The American Netherland Dwarf Rabbit Club recognizes 25 colors. They are black, blue, BEW, broken, chestnut, chinchilla, chocolate, fawn, Himalayan, lilac, lynx, opal, orange, otter, REW, sable marten, sable point, Siamese sable, Siamese smoke pearl, silver marten, smoke pearl marten, squirrel, seal, tan, and tortoise shell.
Lionhead Rabbit Colors
These little fellas have a distinctive scruffy mane, which makes the Lionhead rabbit look a little different from the get-go. You can find a Lionhead rabbit in just about any color variation.
Lionhead breed standards accept all colors.
But most commonly, you will see the following variations: Sable point, black, pointed white, blue-eyed white, ruby eyed white, chocolate, chestnut, tort, lilac, vienna, broken and blue.
Mini Rex Rabbit Colors
The Mini Rex sprang from the Dwarf Rex along with input from the Netherland Dwarf. In the late 1980s, the breed started to gain recognition.
These days you can find this small, velvety bunny in a wide variety of colors thanks to the input from the crossbreeding that helped start the breed.
The Mini Rex Rabbit Club recognizes colors including black, castor, blue, chinchilla, opal, tortoise, chocolate, lynx, seal, white, lilac, red, Himalayan, broken, blue eyed white, otter, sable point, and the newly recognized smoke pearl.
Enjoy Your Colorful Bunny!
We hope you have found this information about rabbit colors helpful.
As with any pet, it is important to make sure that you are ready with the right lifestyle and environment to care for your new rabbit.
If this is the first time you have had a bunny, you might have some more questions about how to care for it. You can learn more about how to care for a new rabbit here.
Do have a pet rabbit? What is your favorite bunny color? Feel free to drop us a line in the comments section below.
References and Further Reading
- Becker, K. An illustrated guide to rabbit coat colour genetics. Mink Hollow Farms.
- Fontanesi, L., et al (2006). Mutations in the melanocortin 1 receptor (MC1R) gene are associated with coat colours in the domestic rabbit (Oryctolagus cuniculus) Animal Genetics.
- Encyclopaedia Britannica, What’s the difference between a gene and an allele?
- Fletcher A.L. (2013). Lionhead rabbits – The complete owners guide to lionhead bunnies.
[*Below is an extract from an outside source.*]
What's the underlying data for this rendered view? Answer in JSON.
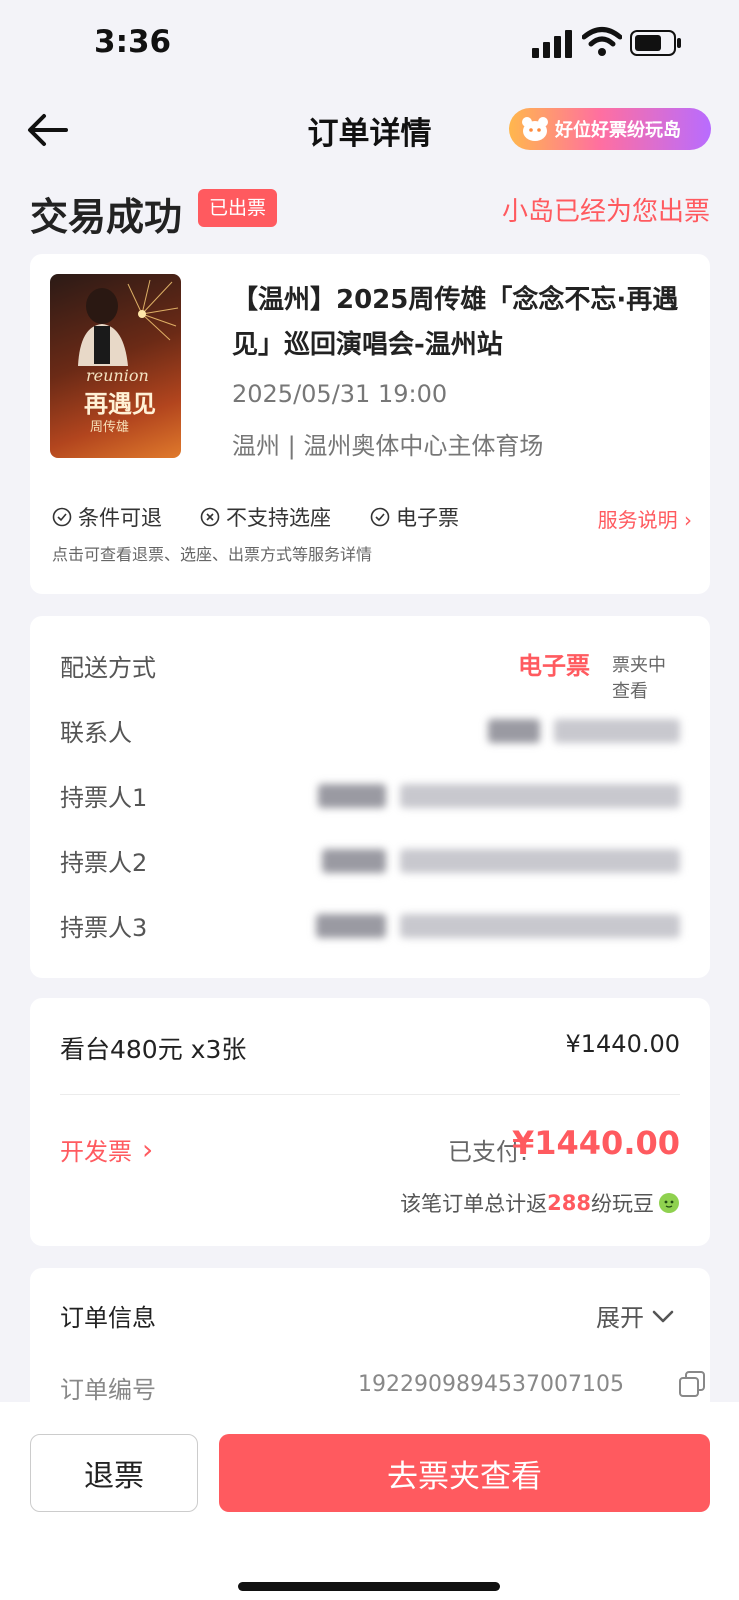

EKL Publishing.
- Warren, D.M. (2016). Small animal care and management. Cengage Learning.
- American Dutch Rabbit Club, About the breed.
- National Rex Rabbit Club, Varieties.
- Gendron, K. (2000).The rabbit handbook. Barron.
- The National Mini Rex Club, Some mini rex colors prior to 2008…
- American Netherland Dwarf Rabbit Club, ANDRC archives conventions shows.
- Brown, M. andRichardson, V. (2000). Rabbitlopaedia: A complete guide to rabbit care. Ringpress Books.
- Thompson, E.. Genotypes and phenotypes. The University of Washington Department of Statistics
- Patry, K. Rabbit Coat Color Genetics. Raising-Rabbits.com.